Treatment for Migraine Headaches
A physician might suggest changes in sleep or eating habits and will probably prescribe medicines to block the pain. Medications called triptans can prevent or treat migraine headaches. These drugs include sumatriptan (Imitrex), eletriptan (Relpax), and rizatriptan (Maxalt). Injectable triptans have an 80 percent success rate, and triptan tablets are thought to be 60 to 70 percent effective in treating migraine headaches. Antidepressants and drugs used to treat high blood pressure (including beta-blockers) also can help prevent migraines.
Injecting an anesthetic directly into trigger points in muscles of the neck may eliminate symptoms. The treatment also may reduce patients’ dependence on drugs, which can sometimes trigger additional headaches.
Over-the-counter drugs such aspirin, ibuprofen (Advil), and naproxen (Aleve), also may play a role in prevention of migraine headaches. The drug or combination of drugs that works best depends on the individual.
A class of drugs called CGRP monoclonal antibodies appears to significantly reduce the frequency of migraine headaches in clinical trials. Levels of CGRP are elevated during migraine attacks and decrease when the attacks subside. The new drugs reduce CGRP levels either by inactivating CGRP or disabling the receptor it seeks. The goal is to disrupt the chain of events that causes the pain. If proven to be effective, they will be the first new class of anti-migraine drugs in more than 20 years.
Occipital Nerve Stimulation
Occipital nerve stimulation is effective in controlling intractable migraines. Randomized trials conducted at the Cleveland Clinic Department of Pain Management showed significant improvement of the daily pain scores, as well as significant decreases in the number of headache days in those who received occipital nerve stimulation to treat migraine. In 2014, the FDA approved a battery-powered device called the Cefaly headband to prevent or reduce the number of migraine episodes by limiting pain signals.
Sensitivity to Light
Sensitivity to light is associated with more than 80 percent of migraine headaches. Harvard researchers found that exposing migraine headache patients to narrow-band wavelength green light significantly reduced their sensitivity to light and reduced their pain.
For related reading, please visit these posts:
- How to Overcome Migraines Naturally
- Migraine Symptoms: Treatment (and Prevention) Tips
- Ocular Migraine: Headache or Not, It Can Be Disturbing

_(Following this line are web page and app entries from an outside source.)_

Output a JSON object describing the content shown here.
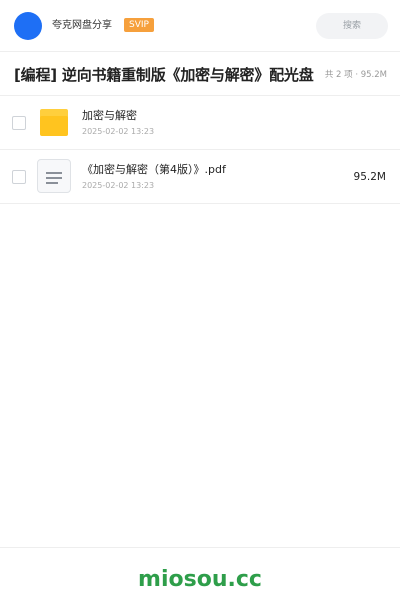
{
  "header": {
    "brand": "夸克网盘分享",
    "badge": "SVIP",
    "search_placeholder": "搜索"
  },
  "share": {
    "title": "[编程] 逆向书籍重制版《加密与解密》配光盘",
    "meta": "共 2 项 · 95.2M"
  },
  "files": [
    {
      "name": "加密与解密",
      "date": "2025-02-02 13:23",
      "size": "",
      "icon": "folder-icon"
    },
    {
      "name": "《加密与解密（第4版）》.pdf",
      "date": "2025-02-02 13:23",
      "size": "95.2M",
      "icon": "file-icon"
    }
  ],
  "footer": {
    "watermark": "miosou.cc"
  },
  "colors": {
    "accent": "#1e6ff5",
    "svip": "#f6a03c",
    "folder": "#ffc41f",
    "watermark": "#2e9e4a"
  }
}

- Migraine Triggers: 6 Food Additives to Avoid
- A Look at the Causes of Migraines and the Latest Migraine Treatments
This article was originally published in 2017. It is regularly updated.